*Try it*. Without the pictures, output the records below word for word.

(Records from a data collection)
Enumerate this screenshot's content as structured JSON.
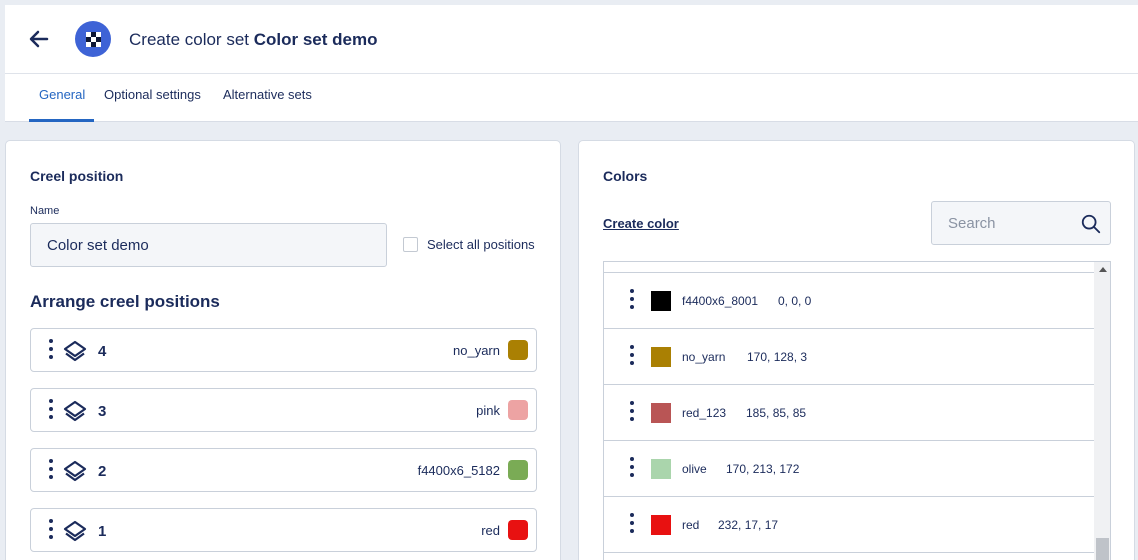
{
  "header": {
    "title_prefix": "Create color set ",
    "title_name": "Color set demo",
    "back_icon": "arrow-left-icon",
    "logo_icon": "checker-logo-icon"
  },
  "tabs": [
    {
      "label": "General",
      "active": true
    },
    {
      "label": "Optional settings",
      "active": false
    },
    {
      "label": "Alternative sets",
      "active": false
    }
  ],
  "creel_panel": {
    "title": "Creel position",
    "name_label": "Name",
    "name_value": "Color set demo",
    "select_all_label": "Select all positions",
    "select_all_checked": false,
    "arrange_title": "Arrange creel positions",
    "rows": [
      {
        "number": "4",
        "color_name": "no_yarn",
        "swatch": "#aa8003"
      },
      {
        "number": "3",
        "color_name": "pink",
        "swatch": "#eda3a3"
      },
      {
        "number": "2",
        "color_name": "f4400x6_5182",
        "swatch": "#7aab55"
      },
      {
        "number": "1",
        "color_name": "red",
        "swatch": "#e81111"
      }
    ]
  },
  "colors_panel": {
    "title": "Colors",
    "create_label": "Create color",
    "search_placeholder": "Search",
    "items": [
      {
        "name": "f4400x6_8001",
        "rgb": "0, 0, 0",
        "swatch": "#000000"
      },
      {
        "name": "no_yarn",
        "rgb": "170, 128, 3",
        "swatch": "#aa8003"
      },
      {
        "name": "red_123",
        "rgb": "185, 85, 85",
        "swatch": "#b95555"
      },
      {
        "name": "olive",
        "rgb": "170, 213, 172",
        "swatch": "#aad5ac"
      },
      {
        "name": "red",
        "rgb": "232, 17, 17",
        "swatch": "#e81111"
      }
    ]
  },
  "colors": {
    "accent": "#2466c2",
    "text": "#1b2b5b",
    "logo": "#3e63d6"
  }
}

*Solution*.
Enumerate this screenshot's content as structured JSON.
{
  "header": {
    "title_prefix": "Create color set ",
    "title_name": "Color set demo",
    "back_icon": "arrow-left-icon",
    "logo_icon": "checker-logo-icon"
  },
  "tabs": [
    {
      "label": "General",
      "active": true
    },
    {
      "label": "Optional settings",
      "active": false
    },
    {
      "label": "Alternative sets",
      "active": false
    }
  ],
  "creel_panel": {
    "title": "Creel position",
    "name_label": "Name",
    "name_value": "Color set demo",
    "select_all_label": "Select all positions",
    "select_all_checked": false,
    "arrange_title": "Arrange creel positions",
    "rows": [
      {
        "number": "4",
        "color_name": "no_yarn",
        "swatch": "#aa8003"
      },
      {
        "number": "3",
        "color_name": "pink",
        "swatch": "#eda3a3"
      },
      {
        "number": "2",
        "color_name": "f4400x6_5182",
        "swatch": "#7aab55"
      },
      {
        "number": "1",
        "color_name": "red",
        "swatch": "#e81111"
      }
    ]
  },
  "colors_panel": {
    "title": "Colors",
    "create_label": "Create color",
    "search_placeholder": "Search",
    "items": [
      {
        "name": "f4400x6_8001",
        "rgb": "0, 0, 0",
        "swatch": "#000000"
      },
      {
        "name": "no_yarn",
        "rgb": "170, 128, 3",
        "swatch": "#aa8003"
      },
      {
        "name": "red_123",
        "rgb": "185, 85, 85",
        "swatch": "#b95555"
      },
      {
        "name": "olive",
        "rgb": "170, 213, 172",
        "swatch": "#aad5ac"
      },
      {
        "name": "red",
        "rgb": "232, 17, 17",
        "swatch": "#e81111"
      }
    ]
  },
  "colors": {
    "accent": "#2466c2",
    "text": "#1b2b5b",
    "logo": "#3e63d6"
  }
}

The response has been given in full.